Then there’s the question of adding voice recognition software. Do physicians’ dictation habits resemble a James Joyce novel or is a specific format followed? Voice recognition works well with either style, but the outcomes are entirely different. With minimal effort, structured dictation that closely follows a template can create a final report that is available virtually immediately.
The free-form dictator creates a draft report that can be edited by either the dictator or a trusted entity that has been assigned the task. Both styles have implications with regard to cost, time, and effort. However, the end result is the same.
HIM directors and central purchasing must also consider how the dictation will be saved after the report is completed. The longer previous dictations are stored, the more complex the requirements. Not only do buyers need to consider the size and the amount of media needed to store dictations, but they must also take into account how access to dictation will be tracked so that only those with permission have access. On top of those concerns, HIM directors must institute a plan to recover dictations that are lost due to hardware, software, or human failure and implement a set of policies and procedures in case of a data breach.
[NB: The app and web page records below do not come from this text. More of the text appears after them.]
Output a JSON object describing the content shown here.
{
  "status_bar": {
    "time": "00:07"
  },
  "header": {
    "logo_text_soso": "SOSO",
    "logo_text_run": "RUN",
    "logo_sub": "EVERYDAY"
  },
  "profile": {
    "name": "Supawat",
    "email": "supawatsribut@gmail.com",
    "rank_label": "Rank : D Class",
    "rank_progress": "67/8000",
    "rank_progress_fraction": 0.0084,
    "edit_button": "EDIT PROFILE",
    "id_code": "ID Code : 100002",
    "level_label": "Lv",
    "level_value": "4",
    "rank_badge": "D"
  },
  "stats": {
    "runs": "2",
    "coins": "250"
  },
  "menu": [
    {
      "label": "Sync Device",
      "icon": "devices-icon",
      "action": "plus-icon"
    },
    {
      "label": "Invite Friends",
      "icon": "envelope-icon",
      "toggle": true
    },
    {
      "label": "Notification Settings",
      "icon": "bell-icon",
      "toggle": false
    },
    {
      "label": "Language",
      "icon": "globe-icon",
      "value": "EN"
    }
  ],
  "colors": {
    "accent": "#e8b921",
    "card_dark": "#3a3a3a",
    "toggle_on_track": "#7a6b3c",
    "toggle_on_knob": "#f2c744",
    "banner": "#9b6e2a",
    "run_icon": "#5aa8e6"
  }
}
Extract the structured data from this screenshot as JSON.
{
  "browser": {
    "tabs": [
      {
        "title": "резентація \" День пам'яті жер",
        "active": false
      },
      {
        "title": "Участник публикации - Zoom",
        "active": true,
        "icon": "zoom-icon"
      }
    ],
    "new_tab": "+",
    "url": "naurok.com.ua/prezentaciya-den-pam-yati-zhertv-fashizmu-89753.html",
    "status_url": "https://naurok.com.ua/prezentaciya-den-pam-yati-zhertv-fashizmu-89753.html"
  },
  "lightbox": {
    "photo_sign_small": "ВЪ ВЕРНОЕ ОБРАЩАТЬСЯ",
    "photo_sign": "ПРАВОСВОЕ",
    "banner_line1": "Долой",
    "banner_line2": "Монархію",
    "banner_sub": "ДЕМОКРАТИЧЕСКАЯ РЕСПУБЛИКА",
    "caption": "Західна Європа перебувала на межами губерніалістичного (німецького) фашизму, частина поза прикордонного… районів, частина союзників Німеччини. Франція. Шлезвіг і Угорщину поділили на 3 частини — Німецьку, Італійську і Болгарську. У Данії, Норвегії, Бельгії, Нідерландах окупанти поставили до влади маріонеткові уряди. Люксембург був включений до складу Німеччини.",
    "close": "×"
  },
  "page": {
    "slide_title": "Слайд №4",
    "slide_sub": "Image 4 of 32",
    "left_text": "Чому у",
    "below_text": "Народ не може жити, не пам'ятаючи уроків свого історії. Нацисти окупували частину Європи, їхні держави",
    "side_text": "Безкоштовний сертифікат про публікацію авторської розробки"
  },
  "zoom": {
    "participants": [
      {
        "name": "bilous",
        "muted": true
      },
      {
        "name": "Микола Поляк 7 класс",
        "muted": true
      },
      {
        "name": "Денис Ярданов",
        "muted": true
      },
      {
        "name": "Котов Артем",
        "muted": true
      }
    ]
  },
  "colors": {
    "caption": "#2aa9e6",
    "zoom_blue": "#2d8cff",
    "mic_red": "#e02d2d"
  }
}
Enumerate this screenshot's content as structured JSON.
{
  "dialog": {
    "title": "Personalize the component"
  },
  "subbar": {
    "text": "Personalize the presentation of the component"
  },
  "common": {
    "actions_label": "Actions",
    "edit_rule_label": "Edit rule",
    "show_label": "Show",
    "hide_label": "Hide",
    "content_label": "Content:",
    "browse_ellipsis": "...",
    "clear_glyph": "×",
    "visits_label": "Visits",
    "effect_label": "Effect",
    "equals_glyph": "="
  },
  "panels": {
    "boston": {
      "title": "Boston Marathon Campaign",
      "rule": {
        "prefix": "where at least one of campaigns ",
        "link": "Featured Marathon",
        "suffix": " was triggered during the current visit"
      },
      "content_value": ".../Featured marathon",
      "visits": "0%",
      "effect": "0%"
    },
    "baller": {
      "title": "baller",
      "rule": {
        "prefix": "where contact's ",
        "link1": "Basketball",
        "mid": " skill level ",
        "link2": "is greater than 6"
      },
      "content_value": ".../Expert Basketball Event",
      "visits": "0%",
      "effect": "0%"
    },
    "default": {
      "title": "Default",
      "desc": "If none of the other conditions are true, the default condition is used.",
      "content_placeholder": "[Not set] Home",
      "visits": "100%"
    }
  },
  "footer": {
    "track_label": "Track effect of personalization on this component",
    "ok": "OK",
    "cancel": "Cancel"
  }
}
It’s no wonder many providers choose to contract these tasks to a third party. But these services are not free, and it seems each one has a slightly different focus and payment terms, making it difficult to ascertain whether the providers’ needs will be met.
Who are these third-party organizations? Some call themselves medical transcription service organizations, while others are dubbed clinical documentation specialists. Still others are individuals who work out of small offices or their homes. No matter who they are or where the business is located, the workflow does not vary much.
Dictation, Storage, Report Creation, Distribution
Contracting with these services is much like purchasing that minivan or MINI Cooper. There are car dealers with no-haggle pricing, and there are those that publish a low base price and expect the consumer to know which options they desire. With dictation products, providers can be charged by the page, the line, the character, visible characters only, time for dictation, time for transcription, or any variation thereof.
Purchasers can also choose how quickly dictation is turned around, where reports are transcribed, the amount of technology used to create documents, how documents are delivered, and how long documents will be made available. And the list of options goes on.
Each choice has an associated cost that the purchaser must weigh against its perceived value. Some services, but not all, itemize costs. All this variability creates havoc when comparing services.
How can providers be sure they are receiving their money’s worth? How can they be certain what was quoted contains answers to the questions they originally posed? Believe it or not, a contract can take several paragraphs to define what constitutes a line and how that relates to the invoice. Now add in all the other options and the transaction becomes even more complicated.
There is no good answer for providers leery of getting the short end of the deal. It’s difficult to feel comfortable with the final decision. Expect there to be lingering doubts; it’s a natural reaction. However, there are steps that can help ease questions surrounding the ultimate choice. Talk to vendors. Ask lots of questions—sometimes the same question worded differently.
Eventually, enough information will be gathered to make the solution more clear. Still, the choice won’t be easy, but at least providers will know they did the best they could with the information that was available.
— Ken Graber is vice president of information services at NJPR Hospital and Medical Support Services.